Sadly, too many of us have not accepted the task God has given to us which has resulted in many souls still dwelling in the well of sin.  After Jesus’ death and resurrection, the disciples would have left many souls in the well had they carried about doing what they began to do.  You see, after His death and resurrection, some of the disciples planned on going back to living their old lives out on the sea.

Yet, when Jesus appeared to the disciples by the sea and fed them, He pulled Peter to the side and spoke to him. To Peter, Jesus asked him, “Do you love Me?” Of course, Peter responded that he did love Jesus. Jesus asked him this same question two more times and each time Peter said that he loved Christ. To his responses, Jesus said to Peter, “feed My lambs, tend My sheep, and feed My sheep (John 21:15-17).”

You see, this was Jesus telling Peter that there were souls that needed for him to clock in and do the task that had been assigned to him.  Few of us realize this because we think God’s task falls solely at the feet of the preacher, but we are all supposed to do our part and clock in; we are to help guide others to the Lord.  You see, there are many around you that are in need of someone guiding them to the Lord.

The question that we all must answer is whether or not we are truly helping others?  Yes, we should certainly give to others what we have to give, but let us also consider the greater help we can in guiding others to gain understanding and know the Lord.  
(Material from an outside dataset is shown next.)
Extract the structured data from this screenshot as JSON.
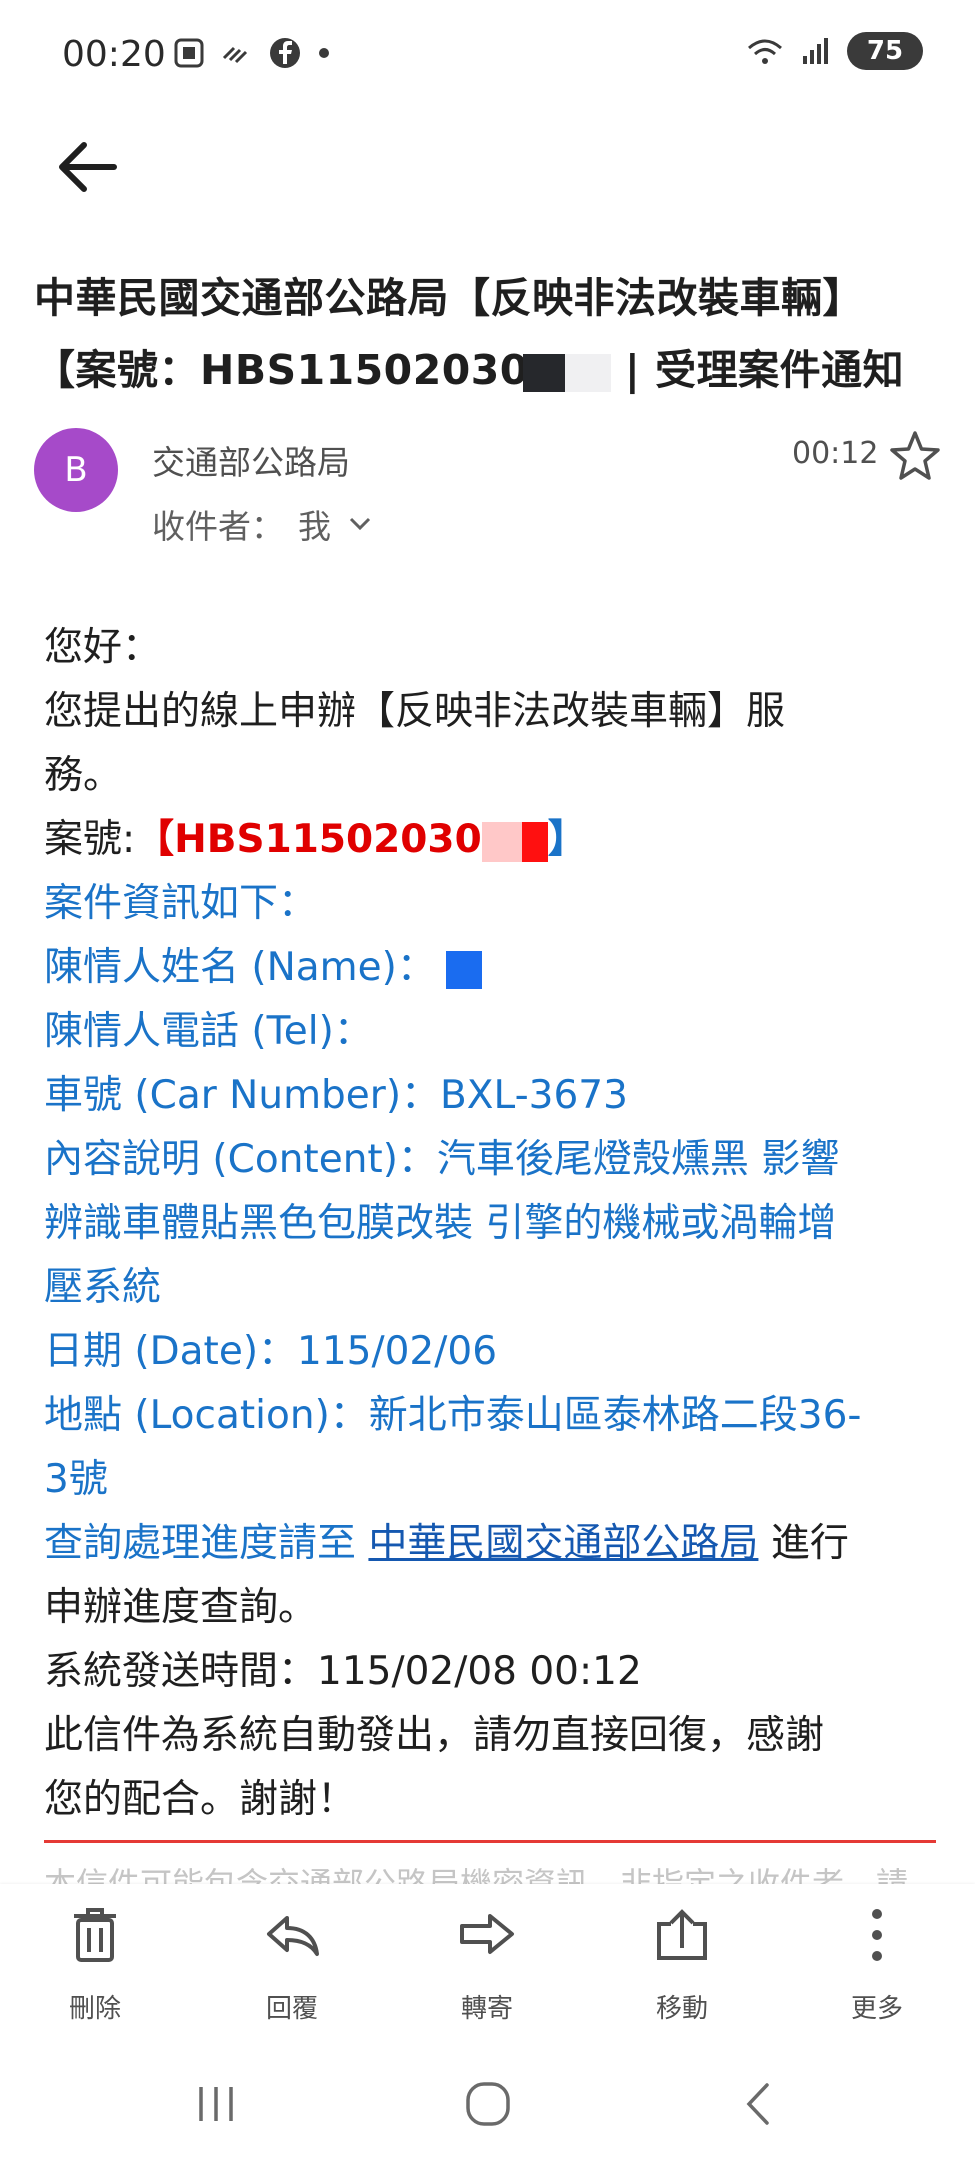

The values and principles of the faith that we live by, is to enlighten and guide others.  So, as Paul encouraged the Philippians, “do all things without complaining and disputing, that you may become blameless and harmless, children of God without fault in the midst of a crooked and perverse generation, among whom you shine as lights in the world (Phil. 2:14:15).”


Thank You For Visiting New Found Faith

Sign up to our newsletter today so that you can stay up to date with New Found Faith